Data records Start Marker

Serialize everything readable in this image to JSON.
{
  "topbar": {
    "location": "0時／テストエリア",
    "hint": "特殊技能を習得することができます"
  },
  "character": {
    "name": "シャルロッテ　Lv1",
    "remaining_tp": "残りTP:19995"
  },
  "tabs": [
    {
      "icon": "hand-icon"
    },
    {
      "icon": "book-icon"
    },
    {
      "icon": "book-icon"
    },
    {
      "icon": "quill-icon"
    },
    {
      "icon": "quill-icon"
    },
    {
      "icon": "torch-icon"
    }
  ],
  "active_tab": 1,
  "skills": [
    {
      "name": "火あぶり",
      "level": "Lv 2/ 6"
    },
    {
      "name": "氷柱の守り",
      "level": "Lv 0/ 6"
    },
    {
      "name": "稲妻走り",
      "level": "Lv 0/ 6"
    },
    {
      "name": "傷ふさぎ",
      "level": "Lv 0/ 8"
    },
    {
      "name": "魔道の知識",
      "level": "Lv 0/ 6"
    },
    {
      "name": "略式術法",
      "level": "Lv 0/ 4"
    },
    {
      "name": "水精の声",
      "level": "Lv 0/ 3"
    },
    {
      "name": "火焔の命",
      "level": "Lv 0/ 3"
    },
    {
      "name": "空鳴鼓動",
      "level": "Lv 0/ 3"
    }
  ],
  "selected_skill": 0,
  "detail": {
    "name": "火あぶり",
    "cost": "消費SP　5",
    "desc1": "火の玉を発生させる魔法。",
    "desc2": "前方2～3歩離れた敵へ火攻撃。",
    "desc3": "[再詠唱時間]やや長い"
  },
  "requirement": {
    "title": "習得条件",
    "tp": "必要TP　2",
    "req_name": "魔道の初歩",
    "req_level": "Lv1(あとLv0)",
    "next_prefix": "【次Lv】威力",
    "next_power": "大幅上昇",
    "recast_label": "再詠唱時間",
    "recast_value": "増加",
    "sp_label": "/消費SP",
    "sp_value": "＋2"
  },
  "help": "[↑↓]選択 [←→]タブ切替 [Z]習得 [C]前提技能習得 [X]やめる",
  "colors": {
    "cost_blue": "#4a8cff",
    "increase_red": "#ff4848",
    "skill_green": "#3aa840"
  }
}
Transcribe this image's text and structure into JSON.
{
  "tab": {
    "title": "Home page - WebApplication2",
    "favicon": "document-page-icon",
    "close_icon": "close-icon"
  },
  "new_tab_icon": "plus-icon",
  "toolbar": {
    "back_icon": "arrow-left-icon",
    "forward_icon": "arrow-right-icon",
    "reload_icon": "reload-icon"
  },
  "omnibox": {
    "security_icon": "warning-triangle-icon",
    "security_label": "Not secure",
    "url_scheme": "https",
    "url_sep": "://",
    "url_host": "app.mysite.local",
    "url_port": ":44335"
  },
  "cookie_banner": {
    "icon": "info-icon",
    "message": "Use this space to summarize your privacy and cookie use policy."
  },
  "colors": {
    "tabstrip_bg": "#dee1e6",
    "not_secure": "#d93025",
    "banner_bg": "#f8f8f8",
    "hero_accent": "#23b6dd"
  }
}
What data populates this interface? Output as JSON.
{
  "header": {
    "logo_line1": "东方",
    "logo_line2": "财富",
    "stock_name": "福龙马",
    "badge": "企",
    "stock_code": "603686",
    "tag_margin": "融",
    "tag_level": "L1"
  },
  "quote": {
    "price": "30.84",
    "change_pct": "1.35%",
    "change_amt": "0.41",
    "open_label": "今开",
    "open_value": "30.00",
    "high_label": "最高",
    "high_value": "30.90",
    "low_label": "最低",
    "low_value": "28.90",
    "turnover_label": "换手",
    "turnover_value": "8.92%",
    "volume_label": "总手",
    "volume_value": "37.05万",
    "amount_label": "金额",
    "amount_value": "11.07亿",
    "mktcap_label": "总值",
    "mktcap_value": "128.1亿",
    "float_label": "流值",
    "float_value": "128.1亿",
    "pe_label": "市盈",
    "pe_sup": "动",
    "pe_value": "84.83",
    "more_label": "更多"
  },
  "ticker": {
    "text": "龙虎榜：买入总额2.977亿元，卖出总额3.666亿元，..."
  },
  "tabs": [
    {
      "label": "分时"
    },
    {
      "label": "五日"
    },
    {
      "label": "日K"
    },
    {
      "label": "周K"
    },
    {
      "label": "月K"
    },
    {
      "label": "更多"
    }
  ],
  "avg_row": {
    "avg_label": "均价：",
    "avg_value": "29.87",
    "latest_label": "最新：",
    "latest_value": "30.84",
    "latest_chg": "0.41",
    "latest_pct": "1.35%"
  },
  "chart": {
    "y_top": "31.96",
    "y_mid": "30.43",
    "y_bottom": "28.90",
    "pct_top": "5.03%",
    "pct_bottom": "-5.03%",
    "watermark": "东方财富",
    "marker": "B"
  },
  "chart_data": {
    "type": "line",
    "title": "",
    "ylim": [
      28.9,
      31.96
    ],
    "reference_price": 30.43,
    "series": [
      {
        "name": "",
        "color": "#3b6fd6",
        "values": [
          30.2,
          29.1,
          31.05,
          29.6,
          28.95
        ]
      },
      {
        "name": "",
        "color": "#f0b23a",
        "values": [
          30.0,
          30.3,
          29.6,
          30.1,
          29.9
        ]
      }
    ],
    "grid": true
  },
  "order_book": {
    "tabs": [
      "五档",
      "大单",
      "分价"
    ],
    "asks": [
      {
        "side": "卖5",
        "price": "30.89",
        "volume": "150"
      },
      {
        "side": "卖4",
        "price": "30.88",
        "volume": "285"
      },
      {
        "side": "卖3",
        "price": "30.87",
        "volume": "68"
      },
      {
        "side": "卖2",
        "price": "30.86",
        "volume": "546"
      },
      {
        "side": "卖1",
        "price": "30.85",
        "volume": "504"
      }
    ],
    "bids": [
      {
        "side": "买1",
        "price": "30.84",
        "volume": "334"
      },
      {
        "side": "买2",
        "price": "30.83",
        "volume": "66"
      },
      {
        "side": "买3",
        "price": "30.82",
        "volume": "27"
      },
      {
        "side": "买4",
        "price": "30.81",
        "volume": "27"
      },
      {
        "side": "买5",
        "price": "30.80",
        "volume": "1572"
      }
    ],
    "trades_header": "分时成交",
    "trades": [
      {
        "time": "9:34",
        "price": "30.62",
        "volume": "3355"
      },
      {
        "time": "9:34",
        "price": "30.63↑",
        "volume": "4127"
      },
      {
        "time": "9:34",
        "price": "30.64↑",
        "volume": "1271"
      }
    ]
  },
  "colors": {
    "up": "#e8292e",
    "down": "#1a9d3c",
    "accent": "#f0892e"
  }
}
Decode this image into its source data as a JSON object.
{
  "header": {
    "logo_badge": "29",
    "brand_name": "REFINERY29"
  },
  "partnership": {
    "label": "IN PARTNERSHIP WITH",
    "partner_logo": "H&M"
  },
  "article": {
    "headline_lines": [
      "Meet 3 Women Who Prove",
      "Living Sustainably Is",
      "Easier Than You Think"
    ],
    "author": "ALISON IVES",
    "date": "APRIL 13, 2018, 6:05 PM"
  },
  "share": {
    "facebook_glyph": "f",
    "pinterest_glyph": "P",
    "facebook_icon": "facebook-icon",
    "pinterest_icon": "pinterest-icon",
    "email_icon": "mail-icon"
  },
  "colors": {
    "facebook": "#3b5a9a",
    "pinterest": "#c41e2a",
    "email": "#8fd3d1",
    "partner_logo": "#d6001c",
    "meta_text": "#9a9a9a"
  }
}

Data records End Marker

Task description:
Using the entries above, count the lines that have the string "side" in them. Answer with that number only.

Solved problem:
10